Germany is a world leader in TVET reform and progress. It’s always been an important part of the education system in Germany. In 2014 alone, over half a million students went through Germany’s dual model TVET system, which pairs firm-based training with a school component. But, it’s the country’s broader qualification structure that sets it apart. Read More
Rapid economic development is on Myanmar’s horizon. Experts have predicted an 8.4% annual GDP growth for the nation this year – a ground-breaking growth rate, up from 5.9% in 2011. Technology trends and large amount of relatively-free moving capital are to thank for Myanmar’s recent (and continual) growth.
But, as it stands, the country’s workforce simply doesn’t match the increasing economic demand.
Until 1996, all of Myanmar’s vocational schools were organised under one umbrella. This created a large gap in education and training available for mid-level technicians. Read More

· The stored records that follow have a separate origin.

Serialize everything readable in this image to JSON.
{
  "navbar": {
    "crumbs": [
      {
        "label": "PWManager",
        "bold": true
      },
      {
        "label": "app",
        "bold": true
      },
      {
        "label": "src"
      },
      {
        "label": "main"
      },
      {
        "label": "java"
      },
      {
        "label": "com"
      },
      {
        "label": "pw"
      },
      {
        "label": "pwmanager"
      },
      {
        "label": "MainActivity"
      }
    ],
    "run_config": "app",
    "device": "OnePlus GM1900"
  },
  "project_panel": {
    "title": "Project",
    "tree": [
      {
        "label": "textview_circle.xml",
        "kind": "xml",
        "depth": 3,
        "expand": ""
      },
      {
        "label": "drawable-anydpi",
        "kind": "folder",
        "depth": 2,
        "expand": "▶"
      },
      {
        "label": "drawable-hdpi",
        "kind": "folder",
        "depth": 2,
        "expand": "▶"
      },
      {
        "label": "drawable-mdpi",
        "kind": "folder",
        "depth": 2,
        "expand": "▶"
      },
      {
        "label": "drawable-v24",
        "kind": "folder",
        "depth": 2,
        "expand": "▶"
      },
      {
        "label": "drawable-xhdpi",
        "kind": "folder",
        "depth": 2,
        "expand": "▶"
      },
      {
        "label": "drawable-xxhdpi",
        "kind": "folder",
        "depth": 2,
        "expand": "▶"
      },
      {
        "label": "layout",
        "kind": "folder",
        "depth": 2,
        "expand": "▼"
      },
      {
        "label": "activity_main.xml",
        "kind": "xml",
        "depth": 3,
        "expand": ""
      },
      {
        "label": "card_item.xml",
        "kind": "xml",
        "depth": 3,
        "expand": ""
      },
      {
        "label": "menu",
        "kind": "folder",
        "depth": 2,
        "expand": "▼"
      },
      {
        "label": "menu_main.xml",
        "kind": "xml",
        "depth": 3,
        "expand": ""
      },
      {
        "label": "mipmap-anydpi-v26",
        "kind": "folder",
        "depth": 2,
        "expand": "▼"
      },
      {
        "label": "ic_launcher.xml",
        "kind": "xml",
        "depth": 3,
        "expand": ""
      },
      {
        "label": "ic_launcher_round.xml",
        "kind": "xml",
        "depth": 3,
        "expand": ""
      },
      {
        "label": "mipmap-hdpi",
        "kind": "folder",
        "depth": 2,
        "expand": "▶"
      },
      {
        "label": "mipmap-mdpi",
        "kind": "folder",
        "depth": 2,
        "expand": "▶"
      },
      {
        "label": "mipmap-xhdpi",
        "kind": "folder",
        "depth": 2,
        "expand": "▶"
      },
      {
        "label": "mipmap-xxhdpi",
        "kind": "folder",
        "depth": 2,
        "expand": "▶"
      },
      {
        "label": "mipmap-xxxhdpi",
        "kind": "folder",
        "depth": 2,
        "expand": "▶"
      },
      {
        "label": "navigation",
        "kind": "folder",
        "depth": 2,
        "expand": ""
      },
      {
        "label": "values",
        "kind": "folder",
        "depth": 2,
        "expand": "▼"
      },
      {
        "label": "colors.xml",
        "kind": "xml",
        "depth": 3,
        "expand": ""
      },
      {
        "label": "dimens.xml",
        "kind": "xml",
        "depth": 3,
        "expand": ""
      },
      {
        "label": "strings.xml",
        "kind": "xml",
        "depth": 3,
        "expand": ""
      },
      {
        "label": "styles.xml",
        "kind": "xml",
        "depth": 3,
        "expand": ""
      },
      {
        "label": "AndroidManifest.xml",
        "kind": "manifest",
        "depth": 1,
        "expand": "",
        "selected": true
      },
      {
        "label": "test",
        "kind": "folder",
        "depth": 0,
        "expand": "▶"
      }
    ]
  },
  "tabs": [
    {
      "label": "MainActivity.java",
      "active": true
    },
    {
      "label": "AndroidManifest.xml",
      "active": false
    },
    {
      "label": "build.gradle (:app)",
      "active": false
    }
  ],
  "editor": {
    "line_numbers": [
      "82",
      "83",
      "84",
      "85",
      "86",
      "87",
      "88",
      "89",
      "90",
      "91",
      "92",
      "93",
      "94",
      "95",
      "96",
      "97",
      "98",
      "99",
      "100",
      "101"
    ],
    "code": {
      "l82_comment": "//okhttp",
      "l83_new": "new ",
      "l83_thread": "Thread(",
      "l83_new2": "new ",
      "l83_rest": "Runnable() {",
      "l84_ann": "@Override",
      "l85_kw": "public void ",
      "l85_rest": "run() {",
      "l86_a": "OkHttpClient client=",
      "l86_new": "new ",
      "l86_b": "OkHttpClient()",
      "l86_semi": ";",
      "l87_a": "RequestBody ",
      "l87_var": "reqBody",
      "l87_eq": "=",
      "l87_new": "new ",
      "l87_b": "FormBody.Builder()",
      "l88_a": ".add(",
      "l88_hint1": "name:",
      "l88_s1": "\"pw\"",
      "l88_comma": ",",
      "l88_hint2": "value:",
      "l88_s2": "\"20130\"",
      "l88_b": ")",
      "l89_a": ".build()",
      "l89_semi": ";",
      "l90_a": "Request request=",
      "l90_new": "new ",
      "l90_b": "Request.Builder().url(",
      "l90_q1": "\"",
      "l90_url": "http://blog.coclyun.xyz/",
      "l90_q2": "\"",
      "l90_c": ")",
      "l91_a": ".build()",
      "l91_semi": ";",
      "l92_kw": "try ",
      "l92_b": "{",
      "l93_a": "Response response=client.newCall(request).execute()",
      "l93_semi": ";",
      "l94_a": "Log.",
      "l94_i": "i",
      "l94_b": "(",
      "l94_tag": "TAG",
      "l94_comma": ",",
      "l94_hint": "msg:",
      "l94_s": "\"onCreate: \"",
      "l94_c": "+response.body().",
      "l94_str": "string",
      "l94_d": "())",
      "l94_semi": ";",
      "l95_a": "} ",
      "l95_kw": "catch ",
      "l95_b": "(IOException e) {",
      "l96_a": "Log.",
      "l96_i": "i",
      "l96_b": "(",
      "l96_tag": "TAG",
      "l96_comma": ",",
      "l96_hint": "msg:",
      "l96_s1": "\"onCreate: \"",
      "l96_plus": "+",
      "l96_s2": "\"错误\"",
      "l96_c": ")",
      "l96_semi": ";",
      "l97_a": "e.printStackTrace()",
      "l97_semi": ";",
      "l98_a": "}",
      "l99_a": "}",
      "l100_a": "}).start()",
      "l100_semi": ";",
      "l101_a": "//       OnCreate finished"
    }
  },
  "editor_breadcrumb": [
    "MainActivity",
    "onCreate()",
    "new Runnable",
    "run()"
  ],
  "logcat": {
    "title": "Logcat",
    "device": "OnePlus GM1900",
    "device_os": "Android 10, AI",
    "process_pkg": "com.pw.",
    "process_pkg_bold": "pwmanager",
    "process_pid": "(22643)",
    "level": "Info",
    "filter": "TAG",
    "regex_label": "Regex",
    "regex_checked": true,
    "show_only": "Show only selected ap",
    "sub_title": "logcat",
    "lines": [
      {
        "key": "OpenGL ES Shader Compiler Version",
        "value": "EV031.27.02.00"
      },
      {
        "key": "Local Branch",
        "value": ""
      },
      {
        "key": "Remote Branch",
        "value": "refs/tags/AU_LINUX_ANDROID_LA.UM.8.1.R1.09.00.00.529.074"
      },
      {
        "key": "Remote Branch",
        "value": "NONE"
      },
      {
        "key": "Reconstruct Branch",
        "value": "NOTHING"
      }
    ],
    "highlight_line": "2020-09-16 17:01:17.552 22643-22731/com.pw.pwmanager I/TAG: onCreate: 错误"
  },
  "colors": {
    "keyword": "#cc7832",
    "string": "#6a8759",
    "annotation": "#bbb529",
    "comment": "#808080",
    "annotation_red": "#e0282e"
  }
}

Education, vocational training, and life skills are what Ecuador needs to thrive, according to the World Economic Forum. All Ecuadorians must have 21st century skills to succeed in their fast-evolving global digital economy.
Literacy and numeracy skills, as well as collaboration, creativity, and problem solving skills could help take the country to new horizons. As it stands, for people in Ecuador there is a gap in the education they need. Many countries in Latin America rely on volunteers to teach English, yet this isn’t sustainable. Read More
All eyes are on Germany’s reformation of Thailand’s vocational education system – using TVET as a foundation to work up the ranks from apprentice to Managing Director.
As it stands, there are 426 colleges in Thailand, with the equivalent number of private colleges. While there’s adequate facilities for locals, the country faces ongoing issues.
Recently, the Office of the Vocational Education Commission (OVEC) invested in an extra 14,000 teachers to fill the ongoing shortage issue – but low salaries do little to retain quality staff and informal training. And there’s a stigma attached to TVET, with Thai families encouraging a bachelor’s degree, instead of building vocational skills. Unfortunately, some students graduate with a standard degree and struggle to find work. Read More
Merging economic and workforce development, the WTIF addresses business challenges, ensuring skills match to improve productivity.
With a new level of open mindedness, there is flexibility in the approach, evidence collection, independent analysis and engagement to create realistic and pragmatic partnerships. Read More
For some time, Pakistan has had a TVET system that doesn’t match its requirements. There’s no systematic approach to monitoring labour market demand.
As a result, there’s a complexity of issues including economic demand, under utilisation of facilities, lack of autonomy, and informal sector training. Millions of young Pakistanis enter the job market annually but lack relevant skills. Read More
Nepal is one of the ten fastest nations making development gains in terms of the Human Development Index in the past four decades. Yet, half of Nepal’s population living below the poverty line while their public spending on healthcare is a tiny US $3.10 per person.
Nepal’s current education system isn’t serving the people. As a result, the nation is failing to move forward in helping employ locals. What’s needed is a hands-on approach to VET training that actually meets industry opportunities.
According to Annapurna Post’s analysis, “we have to internalise that skill is our base and utilise the natural and human resources and thus raise our national productivity. This is the only way to achieve economic and social progress and reduce poverty.” Read More
Botswana has transformed itself from one of the poorest countries in the world to one of the fastest growing economies – from a bleak $70 GDP per capita in the late 1960s to the current $18,825 GDP per year.
Mining, cattle and tourism drive the economy. Its high gross national income gives it a comfortable standard of living for two million population.
The nation’s GDP has been growing an average of 5-6% in the past 10 years, with the new Government planning to boost spending on infrastructure, education, and health to bring growth up to 7%. Read More
Sri Lanka is a small country with a large, yearly population growth rate. As it stands, this little island is home to 20.48 million people – close to the population of Australia.
And for the youth of Sri Lanka, it’s tough. They’re unskilled and over a quarter (25.1%) of them are unemployed. It’s a huge challenge the country is working to tackle, and if Sri Lanka plans to sustain their annual 8% GDP growth goal, a highly skilled workforce is needed. Read More